The much-heralded marriage of Ford and VW announced in mid-1986 in Brazil and Argentina was one of convenience. Both competitors already operated there -unprofitably. The inspired idea was to merge production, operations and negotiating muscle to create hybrid cars using the two companies' strengths: VW's advanced technology and Ford's financial savvy.
But neither partner accounted for events that proved Autolatina's late '94 downfall after seven years, including fiercely independent dealers, a serious corporate culture clash, changes in Brazilian laws and a tepid market for hybrid vehicles.
"The world has changed since the formation of Autolatina," said Ford VP Wayne Booker, formerly director of Ford's Latin American operations.
At the time Autolatina was started in 1986, Ford had a 22% share of the 886,729-unit market in Brazil, which has now dipped to 11.7%. VW had done much better, with a 1986 share of 37% which stands at 32.1% of a 1.2 million-unit market today.
At Autolatina's launch, Ford was caught in a dilemma. The company was unprofitable, but pulling out of Brazil would have cost the company an estimated $2.5 billion, due to a complex but punishing dealer indemnity that Ford would have been required to pay.
The German automaker, meanwhile, was at the cutting edge of technology but lacked the stringent financial controls that its U.S. counterpart had masterminded in Latin America. VW had spent years coddling its powerful dealer network and suppliers to the detriment of its bottom line in Brazil.
The solution, Autolatina, created a giant with $4.7 billion in sales and 60,000 employees in 1987.
But several hybrid car models produced by Autolatina flopped. The most spectacular bomb was the Apollo, essentially a VW version of Ford's Verona sedan. More than 13,000 Apollos were sold in 1990, its introductory year. Sales had slowed to 10,136 before the model was discontinued in 1992.

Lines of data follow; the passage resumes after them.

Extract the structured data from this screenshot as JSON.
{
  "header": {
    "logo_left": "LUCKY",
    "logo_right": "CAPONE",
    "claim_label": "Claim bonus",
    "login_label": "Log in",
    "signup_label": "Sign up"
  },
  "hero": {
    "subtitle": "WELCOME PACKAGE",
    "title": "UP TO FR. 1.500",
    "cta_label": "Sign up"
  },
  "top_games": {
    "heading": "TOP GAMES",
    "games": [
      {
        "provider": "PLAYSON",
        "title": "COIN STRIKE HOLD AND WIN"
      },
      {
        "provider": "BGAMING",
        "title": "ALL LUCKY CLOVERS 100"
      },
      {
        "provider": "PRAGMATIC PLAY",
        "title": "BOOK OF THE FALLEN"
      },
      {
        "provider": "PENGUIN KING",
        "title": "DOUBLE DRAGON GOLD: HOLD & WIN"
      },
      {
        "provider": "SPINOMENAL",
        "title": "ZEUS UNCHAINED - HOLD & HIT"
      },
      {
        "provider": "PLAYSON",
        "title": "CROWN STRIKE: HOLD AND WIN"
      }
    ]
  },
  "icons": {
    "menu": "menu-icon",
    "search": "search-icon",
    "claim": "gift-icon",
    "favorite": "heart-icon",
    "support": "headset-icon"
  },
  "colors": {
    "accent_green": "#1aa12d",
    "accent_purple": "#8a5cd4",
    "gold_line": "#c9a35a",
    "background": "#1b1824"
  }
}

The disastrous Apollo touched off a war at ASSOBRAV, the 700-member VW dealer network in Brazil. The powerful network balked at the planned introduction of a new cross-over model based on the chassis of VW's successful Gol subcompact. The idea was scrapped.
Autolatina also suffered major setbacks after ASSOBRAV rejected the merged company's Floor Plan program in 1988. The Floor Plan, used by Ford's dealers, required the dealer to pay for new cars as soon as they reached the showroom. VW's practice, however, was that dealers' stock needn't be paid for until the car was sold. ASSOBRAV's reaction was so strong the association threatened to take Autolatina to court, causing the company to back down on the plan.
"Shared platforms [chassis, engine and transmissions] made sense back then," when Autolatina was formed and the chase for a world car was on, said Mr. Booker last October. "But now their advantages are much less" as more automakers strive for local versions of world cars.
Meanwhile, one of Autolatina's reasons for being evaporated when Brazil's ban on imports collapsed in 1990 and a severe tax of 85% imposed on imports in its stead had been steadily decreasing to about 20%. In addition, Brazil's new currency, the real, appreciated in value against the dollar, enabling carmakers to bring in models from abroad at competitive prices.
A more basic but no less serious problem with Autolatina was cultural strain between the straitlaced Germans and the more freewheeling Americans. "There were good intentions behind Autolatina's formation but they never really overcame the VW-Ford culture shock," said Gunnar Keseberg, managing director of Roland Berger, a German automotive consultancy here for VW and Autolatina.
For all its problems, however, Autolatina remained profitable right to the end. The venture produced $8 billion in sales in 1994.